BEGIN DATA TO EXAMINE

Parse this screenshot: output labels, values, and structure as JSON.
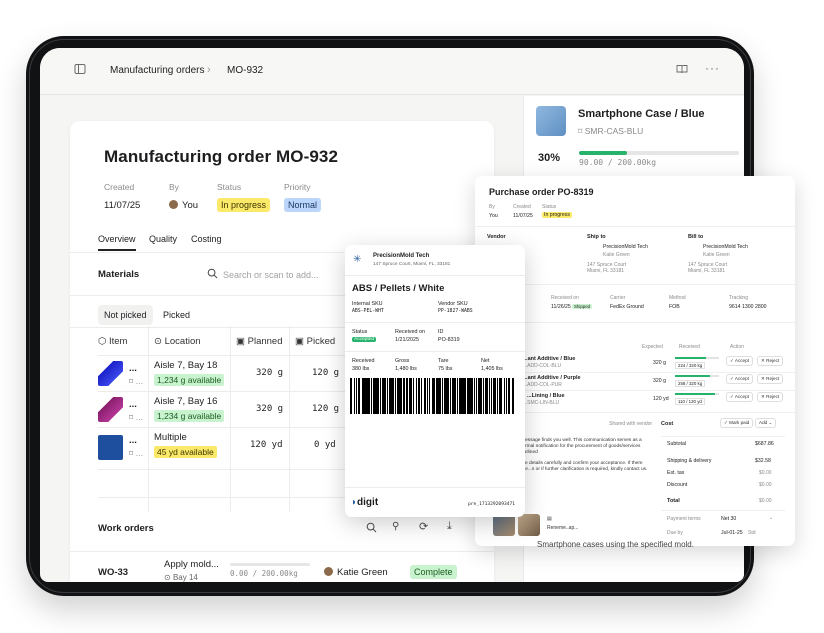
{
  "topbar": {
    "crumb_parent": "Manufacturing orders",
    "crumb_sep": "›",
    "crumb_current": "MO-932"
  },
  "order": {
    "title": "Manufacturing order MO-932",
    "created_label": "Created",
    "created_value": "11/07/25",
    "by_label": "By",
    "by_value": "You",
    "status_label": "Status",
    "status_value": "In progress",
    "priority_label": "Priority",
    "priority_value": "Normal"
  },
  "tabs": [
    "Overview",
    "Quality",
    "Costing"
  ],
  "materials": {
    "title": "Materials",
    "search_placeholder": "Search or scan to add...",
    "subtabs": [
      "Not picked",
      "Picked"
    ],
    "columns": [
      "Item",
      "Location",
      "Planned",
      "Picked"
    ],
    "rows": [
      {
        "item": "...",
        "location": "Aisle 7, Bay 18",
        "available": "1,234 g available",
        "planned": "320 g",
        "picked": "120 g"
      },
      {
        "item": "...",
        "location": "Aisle 7, Bay 16",
        "available": "1,234 g available",
        "planned": "320 g",
        "picked": "120 g"
      },
      {
        "item": "...",
        "location": "Multiple",
        "available": "45 yd available",
        "planned": "120 yd",
        "picked": "0 yd"
      }
    ]
  },
  "work_orders": {
    "title": "Work orders",
    "row": {
      "id": "WO-33",
      "name": "Apply mold...",
      "location": "Bay 14",
      "qty": "0.00 / 200.00kg",
      "assignee": "Katie Green",
      "status": "Complete"
    }
  },
  "product": {
    "title": "Smartphone Case / Blue",
    "sku": "SMR-CAS-BLU",
    "percent": "30%",
    "progress": 0.3,
    "qty": "90.00 / 200.00kg"
  },
  "purchase_order": {
    "title": "Purchase order PO-8319",
    "by_label": "By",
    "by_value": "You",
    "created_label": "Created",
    "created_value": "11/07/25",
    "status_label": "Status",
    "status_value": "In progress",
    "vendor_label": "Vendor",
    "ship_to_label": "Ship to",
    "bill_to_label": "Bill to",
    "ship_to_name": "PrecisionMold Tech",
    "ship_to_contact": "Katie Green",
    "ship_to_addr1": "147 Spruce Court",
    "ship_to_addr2": "Miami, FL 33181",
    "bill_to_name": "PrecisionMold Tech",
    "bill_to_contact": "Katie Green",
    "bill_to_addr1": "147 Spruce Court",
    "bill_to_addr2": "Miami, FL 33181",
    "received_on_label": "Received on",
    "received_on_value": "11/26/25",
    "received_badge": "Shipped",
    "carrier_label": "Carrier",
    "carrier_value": "FedEx Ground",
    "method_label": "Method",
    "method_value": "FOB",
    "tracking_label": "Tracking",
    "tracking_value": "9614 1300 2800",
    "expected_label": "Expected",
    "received_label": "Received",
    "action_label": "Action",
    "lines": [
      {
        "name": "...ant Additive / Blue",
        "sku": "...ADD-COL-BLU",
        "expected": "320 g",
        "received": "224 / 320 kg",
        "progress": 0.7
      },
      {
        "name": "...ant Additive / Purple",
        "sku": "...ADD-COL-PUR",
        "expected": "320 g",
        "received": "258 / 320 kg",
        "progress": 0.8
      },
      {
        "name": "...Lining / Blue",
        "sku": "...SMC-LIN-BLU",
        "expected": "120 yd",
        "received": "110 / 120 yd",
        "progress": 0.92
      }
    ],
    "accept_label": "Accept",
    "reject_label": "Reject",
    "cost_label": "Cost",
    "shared_label": "Shared with vendor",
    "mark_paid_label": "Mark paid",
    "add_label": "Add",
    "message_1": "...essage finds you well. This communication serves as a formal notification for the procurement of goods/services outlined",
    "message_2": "...e details carefully and confirm your acceptance. If there are...s or if further clarification is required, kindly contact us.",
    "attachment_name": "Reneme..ap...",
    "summary": [
      {
        "label": "Subtotal",
        "value": "$687.86"
      },
      {
        "label": "Shipping & delivery",
        "value": "$32.58"
      },
      {
        "label": "Est. tax",
        "value": "$0.00"
      },
      {
        "label": "Discount",
        "value": "$0.00"
      },
      {
        "label": "Total",
        "value": "$0.00"
      }
    ],
    "payment_terms_label": "Payment terms",
    "payment_terms_value": "Net 30",
    "due_label": "Due by",
    "due_value": "Jul-01-25",
    "due_note": "Std"
  },
  "label": {
    "company": "PrecisionMold Tech",
    "address": "147 Spruce Court, Miami, FL, 33181",
    "product": "ABS / Pellets / White",
    "internal_sku_label": "Internal SKU",
    "internal_sku": "ABS-PEL-WHT",
    "vendor_sku_label": "Vendor SKU",
    "vendor_sku": "PP-1827-WABS",
    "status_label": "Status",
    "status": "Accepted",
    "received_on_label": "Received on",
    "received_on": "1/21/2025",
    "id_label": "ID",
    "id": "PO-8319",
    "received_label": "Received",
    "received": "380 lbs",
    "gross_label": "Gross",
    "gross": "1,480 lbs",
    "tare_label": "Tare",
    "tare": "75 lbs",
    "net_label": "Net",
    "net": "1,405 lbs",
    "brand": "digit",
    "code": "pre_1713292093471"
  },
  "colors": {
    "accent_green": "#27b36b",
    "status_yellow": "#fbe96a",
    "status_blue": "#bcd6fb",
    "status_green": "#c9f2cf"
  },
  "behind_text": "Smartphone cases using the specified mold."
}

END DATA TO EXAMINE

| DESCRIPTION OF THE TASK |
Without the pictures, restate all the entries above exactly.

| RESPONSE BOX |
Parse this screenshot: output labels, values, and structure as JSON.
{
  "topbar": {
    "crumb_parent": "Manufacturing orders",
    "crumb_sep": "›",
    "crumb_current": "MO-932"
  },
  "order": {
    "title": "Manufacturing order MO-932",
    "created_label": "Created",
    "created_value": "11/07/25",
    "by_label": "By",
    "by_value": "You",
    "status_label": "Status",
    "status_value": "In progress",
    "priority_label": "Priority",
    "priority_value": "Normal"
  },
  "tabs": [
    "Overview",
    "Quality",
    "Costing"
  ],
  "materials": {
    "title": "Materials",
    "search_placeholder": "Search or scan to add...",
    "subtabs": [
      "Not picked",
      "Picked"
    ],
    "columns": [
      "Item",
      "Location",
      "Planned",
      "Picked"
    ],
    "rows": [
      {
        "item": "...",
        "location": "Aisle 7, Bay 18",
        "available": "1,234 g available",
        "planned": "320 g",
        "picked": "120 g"
      },
      {
        "item": "...",
        "location": "Aisle 7, Bay 16",
        "available": "1,234 g available",
        "planned": "320 g",
        "picked": "120 g"
      },
      {
        "item": "...",
        "location": "Multiple",
        "available": "45 yd available",
        "planned": "120 yd",
        "picked": "0 yd"
      }
    ]
  },
  "work_orders": {
    "title": "Work orders",
    "row": {
      "id": "WO-33",
      "name": "Apply mold...",
      "location": "Bay 14",
      "qty": "0.00 / 200.00kg",
      "assignee": "Katie Green",
      "status": "Complete"
    }
  },
  "product": {
    "title": "Smartphone Case / Blue",
    "sku": "SMR-CAS-BLU",
    "percent": "30%",
    "progress": 0.3,
    "qty": "90.00 / 200.00kg"
  },
  "purchase_order": {
    "title": "Purchase order PO-8319",
    "by_label": "By",
    "by_value": "You",
    "created_label": "Created",
    "created_value": "11/07/25",
    "status_label": "Status",
    "status_value": "In progress",
    "vendor_label": "Vendor",
    "ship_to_label": "Ship to",
    "bill_to_label": "Bill to",
    "ship_to_name": "PrecisionMold Tech",
    "ship_to_contact": "Katie Green",
    "ship_to_addr1": "147 Spruce Court",
    "ship_to_addr2": "Miami, FL 33181",
    "bill_to_name": "PrecisionMold Tech",
    "bill_to_contact": "Katie Green",
    "bill_to_addr1": "147 Spruce Court",
    "bill_to_addr2": "Miami, FL 33181",
    "received_on_label": "Received on",
    "received_on_value": "11/26/25",
    "received_badge": "Shipped",
    "carrier_label": "Carrier",
    "carrier_value": "FedEx Ground",
    "method_label": "Method",
    "method_value": "FOB",
    "tracking_label": "Tracking",
    "tracking_value": "9614 1300 2800",
    "expected_label": "Expected",
    "received_label": "Received",
    "action_label": "Action",
    "lines": [
      {
        "name": "...ant Additive / Blue",
        "sku": "...ADD-COL-BLU",
        "expected": "320 g",
        "received": "224 / 320 kg",
        "progress": 0.7
      },
      {
        "name": "...ant Additive / Purple",
        "sku": "...ADD-COL-PUR",
        "expected": "320 g",
        "received": "258 / 320 kg",
        "progress": 0.8
      },
      {
        "name": "...Lining / Blue",
        "sku": "...SMC-LIN-BLU",
        "expected": "120 yd",
        "received": "110 / 120 yd",
        "progress": 0.92
      }
    ],
    "accept_label": "Accept",
    "reject_label": "Reject",
    "cost_label": "Cost",
    "shared_label": "Shared with vendor",
    "mark_paid_label": "Mark paid",
    "add_label": "Add",
    "message_1": "...essage finds you well. This communication serves as a formal notification for the procurement of goods/services outlined",
    "message_2": "...e details carefully and confirm your acceptance. If there are...s or if further clarification is required, kindly contact us.",
    "attachment_name": "Reneme..ap...",
    "summary": [
      {
        "label": "Subtotal",
        "value": "$687.86"
      },
      {
        "label": "Shipping & delivery",
        "value": "$32.58"
      },
      {
        "label": "Est. tax",
        "value": "$0.00"
      },
      {
        "label": "Discount",
        "value": "$0.00"
      },
      {
        "label": "Total",
        "value": "$0.00"
      }
    ],
    "payment_terms_label": "Payment terms",
    "payment_terms_value": "Net 30",
    "due_label": "Due by",
    "due_value": "Jul-01-25",
    "due_note": "Std"
  },
  "label": {
    "company": "PrecisionMold Tech",
    "address": "147 Spruce Court, Miami, FL, 33181",
    "product": "ABS / Pellets / White",
    "internal_sku_label": "Internal SKU",
    "internal_sku": "ABS-PEL-WHT",
    "vendor_sku_label": "Vendor SKU",
    "vendor_sku": "PP-1827-WABS",
    "status_label": "Status",
    "status": "Accepted",
    "received_on_label": "Received on",
    "received_on": "1/21/2025",
    "id_label": "ID",
    "id": "PO-8319",
    "received_label": "Received",
    "received": "380 lbs",
    "gross_label": "Gross",
    "gross": "1,480 lbs",
    "tare_label": "Tare",
    "tare": "75 lbs",
    "net_label": "Net",
    "net": "1,405 lbs",
    "brand": "digit",
    "code": "pre_1713292093471"
  },
  "colors": {
    "accent_green": "#27b36b",
    "status_yellow": "#fbe96a",
    "status_blue": "#bcd6fb",
    "status_green": "#c9f2cf"
  },
  "behind_text": "Smartphone cases using the specified mold."
}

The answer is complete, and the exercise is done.